Shell Gulf of Mexico, Inc. and Shell Offshore, Inc. (Shell) are pioneering a new method of protecting legal interests regarding controversial federal environmental approvals through the use of the Declaratory Judgment Act. To date, Shell has filed two separate suits in the United States District Court in Alaska against a number of Environmental Non-Governmental Organizations (NGOs) under the Declaratory Judgment Act in relation to Shell’s efforts to drill for oil in the Chukchi and Beaufort Seas pursuant to leases obtained from the United States in 2007.
The first of these suits, Shell Gulf of Mexico, Inc. v. Center for Biological Diversity, No. 3:12-cv-0048-RRB, seeks a declaratory judgment from the court that the approval of Shell’s oil spill response plans by Department of Interior’s Bureau of Safety and Environmental Enforcement (BSEE) was lawful under the Administrative Procedure Act (APA) and in accordance with the relevant provisions of the Outer Continental Shelf Lands Act and the Oil Pollution Act. The second of these suits, Shell Gulf of Mexico, Inc. v. Center for Biological Diversity, No. 3:12-cv-0096-RRB, seeks a declaratory judgment from the court that the approvals of the Chukchi and Beaufort Seas Incidental Harassment Authorizations (IHA) by the Department of Commerce and the National Oceanic and Atmospheric Administration’s National Marine Fisheries Service (NMFS) was lawful under the APA and complied with the Marine Mammal Protection Act and the National Environmental Policy Act.
The NGOs sought to dismiss both of Shell’s complaints, arguing that Shell lacked standing, that Shell’s claims were not justiciable, and that Shell’s request for relief was tantamount to asking the court for an advisory opinion. The court rejected both of the NGO’s motions to dismiss, finding that Shell had standing, that Shell’s claims were ripe, and that a ruling by the court would not constitute an advisory opinion — on July 19, 2012, the NGOs filed a motion to certify the district court’s order for appeal to the US Court of Appeals for the Ninth Circuit; the district court has yet to rule on this motion. Key to the court’s rulings was the fact that the NGOs had openly opposed Shell’s activities and had threatened to sue to prevent Shell from operating in the Arctic.
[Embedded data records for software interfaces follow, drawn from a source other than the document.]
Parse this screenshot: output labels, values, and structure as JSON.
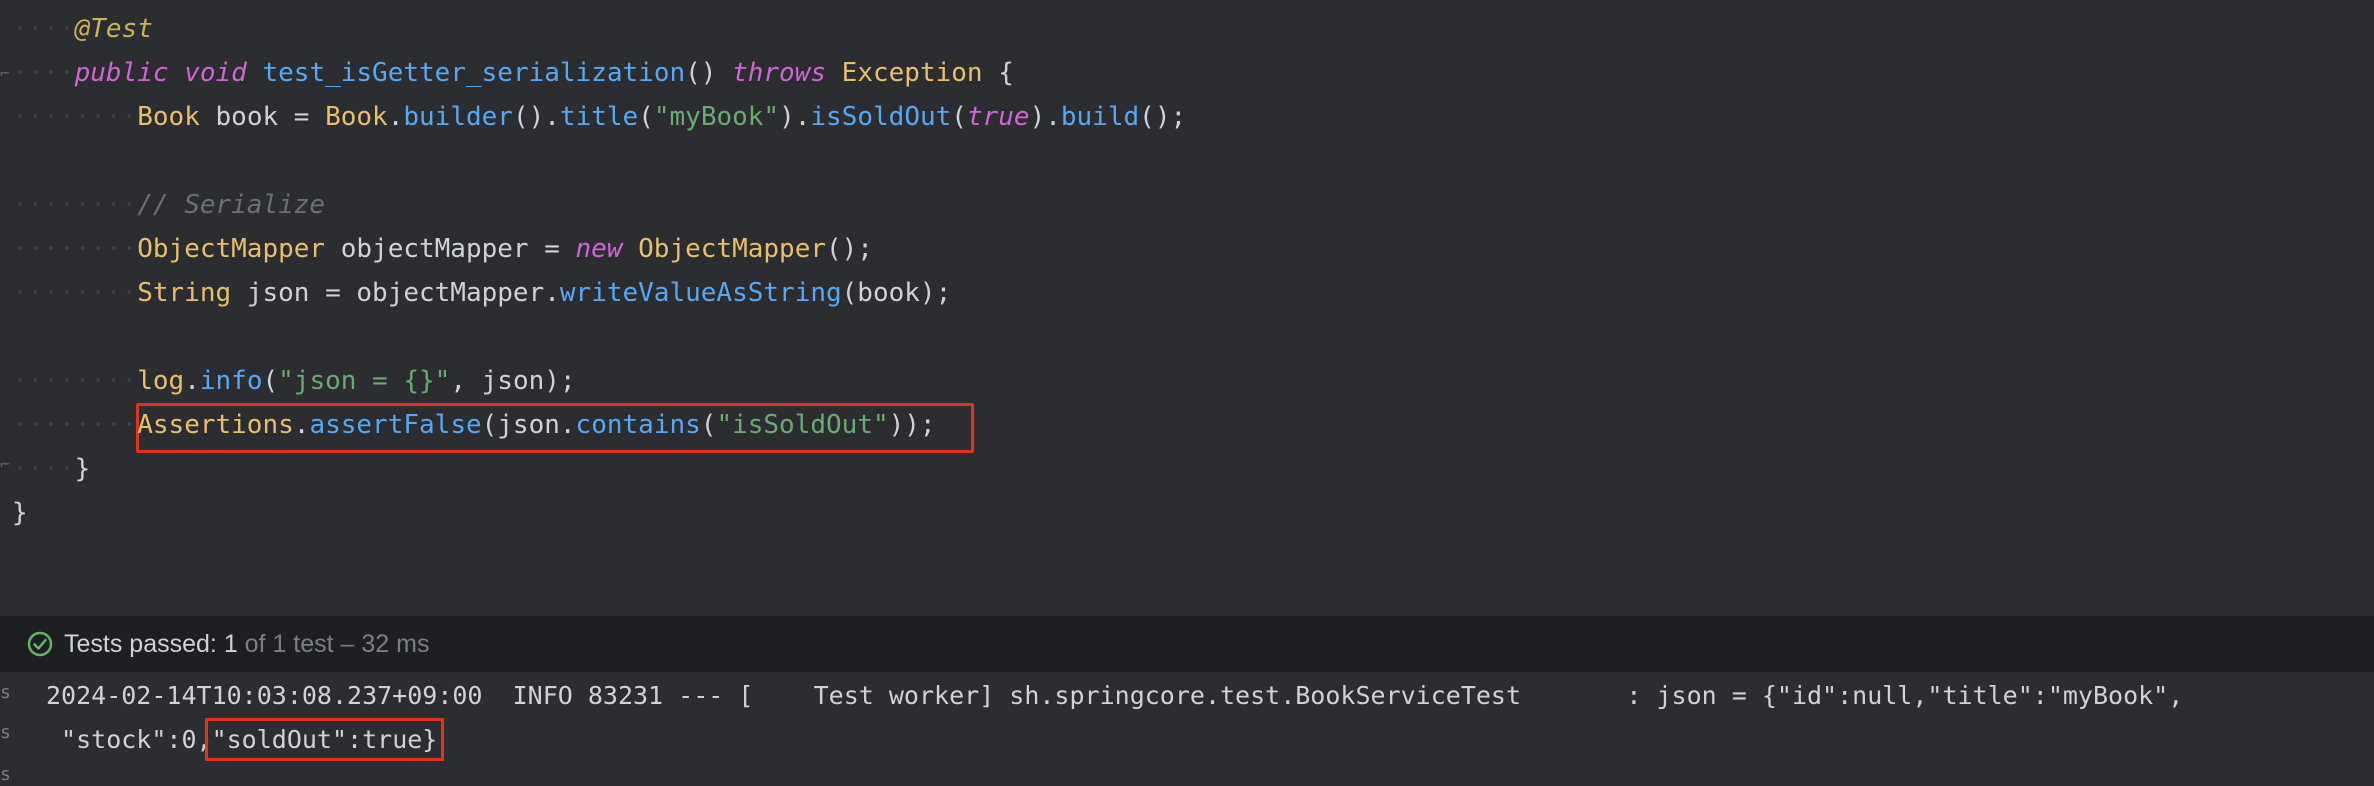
{
  "editor": {
    "lines": [
      {
        "ws": "····",
        "tokens": [
          {
            "t": "@Test",
            "c": "ann"
          }
        ]
      },
      {
        "ws": "····",
        "tokens": [
          {
            "t": "public",
            "c": "kw"
          },
          {
            "t": " ",
            "c": "plain"
          },
          {
            "t": "void",
            "c": "kw"
          },
          {
            "t": " ",
            "c": "plain"
          },
          {
            "t": "test_isGetter_serialization",
            "c": "fn"
          },
          {
            "t": "() ",
            "c": "plain"
          },
          {
            "t": "throws",
            "c": "kw"
          },
          {
            "t": " ",
            "c": "plain"
          },
          {
            "t": "Exception",
            "c": "type"
          },
          {
            "t": " {",
            "c": "plain"
          }
        ]
      },
      {
        "ws": "········",
        "tokens": [
          {
            "t": "Book",
            "c": "type"
          },
          {
            "t": " book = ",
            "c": "plain"
          },
          {
            "t": "Book",
            "c": "type"
          },
          {
            "t": ".",
            "c": "plain"
          },
          {
            "t": "builder",
            "c": "fn"
          },
          {
            "t": "().",
            "c": "plain"
          },
          {
            "t": "title",
            "c": "fn"
          },
          {
            "t": "(",
            "c": "plain"
          },
          {
            "t": "\"myBook\"",
            "c": "str"
          },
          {
            "t": ").",
            "c": "plain"
          },
          {
            "t": "isSoldOut",
            "c": "fn"
          },
          {
            "t": "(",
            "c": "plain"
          },
          {
            "t": "true",
            "c": "kw"
          },
          {
            "t": ").",
            "c": "plain"
          },
          {
            "t": "build",
            "c": "fn"
          },
          {
            "t": "();",
            "c": "plain"
          }
        ]
      },
      {
        "ws": "",
        "tokens": []
      },
      {
        "ws": "········",
        "tokens": [
          {
            "t": "// Serialize",
            "c": "cmt"
          }
        ]
      },
      {
        "ws": "········",
        "tokens": [
          {
            "t": "ObjectMapper",
            "c": "type"
          },
          {
            "t": " objectMapper = ",
            "c": "plain"
          },
          {
            "t": "new",
            "c": "kw"
          },
          {
            "t": " ",
            "c": "plain"
          },
          {
            "t": "ObjectMapper",
            "c": "type"
          },
          {
            "t": "();",
            "c": "plain"
          }
        ]
      },
      {
        "ws": "········",
        "tokens": [
          {
            "t": "String",
            "c": "type"
          },
          {
            "t": " json = objectMapper.",
            "c": "plain"
          },
          {
            "t": "writeValueAsString",
            "c": "fn"
          },
          {
            "t": "(book);",
            "c": "plain"
          }
        ]
      },
      {
        "ws": "",
        "tokens": []
      },
      {
        "ws": "········",
        "tokens": [
          {
            "t": "log",
            "c": "type"
          },
          {
            "t": ".",
            "c": "plain"
          },
          {
            "t": "info",
            "c": "fn"
          },
          {
            "t": "(",
            "c": "plain"
          },
          {
            "t": "\"json = {}\"",
            "c": "str"
          },
          {
            "t": ", json);",
            "c": "plain"
          }
        ]
      },
      {
        "ws": "········",
        "tokens": [
          {
            "t": "Assertions",
            "c": "type"
          },
          {
            "t": ".",
            "c": "plain"
          },
          {
            "t": "assertFalse",
            "c": "fn"
          },
          {
            "t": "(json.",
            "c": "plain"
          },
          {
            "t": "contains",
            "c": "fn"
          },
          {
            "t": "(",
            "c": "plain"
          },
          {
            "t": "\"isSoldOut\"",
            "c": "str"
          },
          {
            "t": "));",
            "c": "plain"
          }
        ]
      },
      {
        "ws": "····",
        "tokens": [
          {
            "t": "}",
            "c": "plain"
          }
        ]
      },
      {
        "ws": "",
        "tokens": [
          {
            "t": "}",
            "c": "plain"
          }
        ]
      }
    ]
  },
  "status": {
    "label": "Tests passed: ",
    "passed": "1",
    "detail": " of 1 test – 32 ms"
  },
  "console": {
    "line1": "2024-02-14T10:03:08.237+09:00  INFO 83231 --- [    Test worker] sh.springcore.test.BookServiceTest       : json = {\"id\":null,\"title\":\"myBook\",",
    "line2_prefix": " \"stock\":0,",
    "line2_highlight": "\"soldOut\":true}",
    "side_marks": [
      "s",
      "s",
      "s"
    ]
  },
  "colors": {
    "highlight_box": "#e0321c",
    "check": "#5fb865"
  }
}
The court’s rulings may validate a new approach to affirming federal agency decisions. The Declaratory Judgment Act can serve as a useful tool in helping to secure rights obtained as a result of a federal agency action where opposition parties have indicated publically or through a prior pattern or practice that they are substantially certain to challenge a federal authorization. Additionally, it can also benefit companies’ attempt to control the uncertainty surrounding a project where a company has made substantial investments and opposition groups have threatened to challenge the project. This is particularly important with energy projects, renewable or conventional alike, where a substantial investment is required and uncertainty negatively impacts the financial community’s willingness to invest.
Christopher H. Marraro is a partner and Peter C. Whitfield is an associate in the Washington, D.C., office of McKenna Long and Aldridge LLP.